This landmark judgment confirming that the UK’s mass spying breached fundamental rights vindicates Mr Snowden’s courageous whistleblowing and the tireless work of Big Brother Watch and others in our pursuit for justice.

Under the guise of counter-terrorism, the UK has adopted the most authoritarian surveillance regime of any Western state, corroding democracy itself and the rights of the British public. This judgment is a vital step towards protecting millions of law-abiding citizens from unjustified intrusion. However, since the new Investigatory Powers Act arguably poses an ever greater threat to civil liberties, our work is far from over.

Antonia Byatt, director of English PEN said:

This judgment confirms that the British government’s surveillance practices have violated not only our right to privacy, but our right to freedom of expression too. Excessive surveillance discourages whistle-blowing and discourages investigative journalism. The government must now take action to guarantee our freedom to write and to read freely online.

Dr Constanze Kurz, computer scientist, internet activist and spokeswoman of the German Chaos Computer Club said:

What is at stake is the future of mass surveillance of European citizens, not only by UK secret services.

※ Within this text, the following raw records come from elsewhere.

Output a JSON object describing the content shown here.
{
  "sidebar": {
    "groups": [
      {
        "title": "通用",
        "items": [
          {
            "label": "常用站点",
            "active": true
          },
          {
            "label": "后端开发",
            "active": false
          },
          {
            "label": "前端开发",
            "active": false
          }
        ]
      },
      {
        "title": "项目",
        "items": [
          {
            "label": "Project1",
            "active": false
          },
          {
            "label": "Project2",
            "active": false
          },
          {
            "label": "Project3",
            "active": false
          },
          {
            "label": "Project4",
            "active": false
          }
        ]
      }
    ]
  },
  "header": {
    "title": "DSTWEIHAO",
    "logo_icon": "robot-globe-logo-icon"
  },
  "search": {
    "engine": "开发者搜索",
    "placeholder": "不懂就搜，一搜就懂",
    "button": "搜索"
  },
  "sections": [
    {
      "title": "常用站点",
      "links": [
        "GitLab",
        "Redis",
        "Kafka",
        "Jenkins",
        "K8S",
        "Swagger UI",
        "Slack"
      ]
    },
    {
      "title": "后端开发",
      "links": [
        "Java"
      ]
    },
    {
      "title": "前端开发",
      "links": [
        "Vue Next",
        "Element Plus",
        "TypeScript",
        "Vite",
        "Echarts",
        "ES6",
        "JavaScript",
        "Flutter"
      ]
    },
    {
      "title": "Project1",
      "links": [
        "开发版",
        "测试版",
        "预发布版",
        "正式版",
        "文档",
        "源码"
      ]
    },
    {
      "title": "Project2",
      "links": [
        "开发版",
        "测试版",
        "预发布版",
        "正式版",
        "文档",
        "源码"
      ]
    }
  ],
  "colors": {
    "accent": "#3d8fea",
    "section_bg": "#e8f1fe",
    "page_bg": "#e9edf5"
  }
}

The lack of accountability is not acceptable when the GCHQ penetrates Europe’s communication data with their mass surveillance techniques. We all have to demand now that our human rights and more respect of the privacy of millions of Europeans will be acknowledged by the UK government and also by all European countries.

Dan Carey of Deighton Pierce Glynn, the solicitor representing the applicants, stated as follows:

The Court has put down a marker that the UK government does not have a free hand with the public’s communications and that in several key respects the UK’s laws and surveillance practices have failed. In particular, there needs to be much greater control over the search terms that the government is using to sift our communications. The pressure of this litigation has already contributed to some reforms in the UK and this judgment will require the UK government to look again at its practices in this most critical of areas.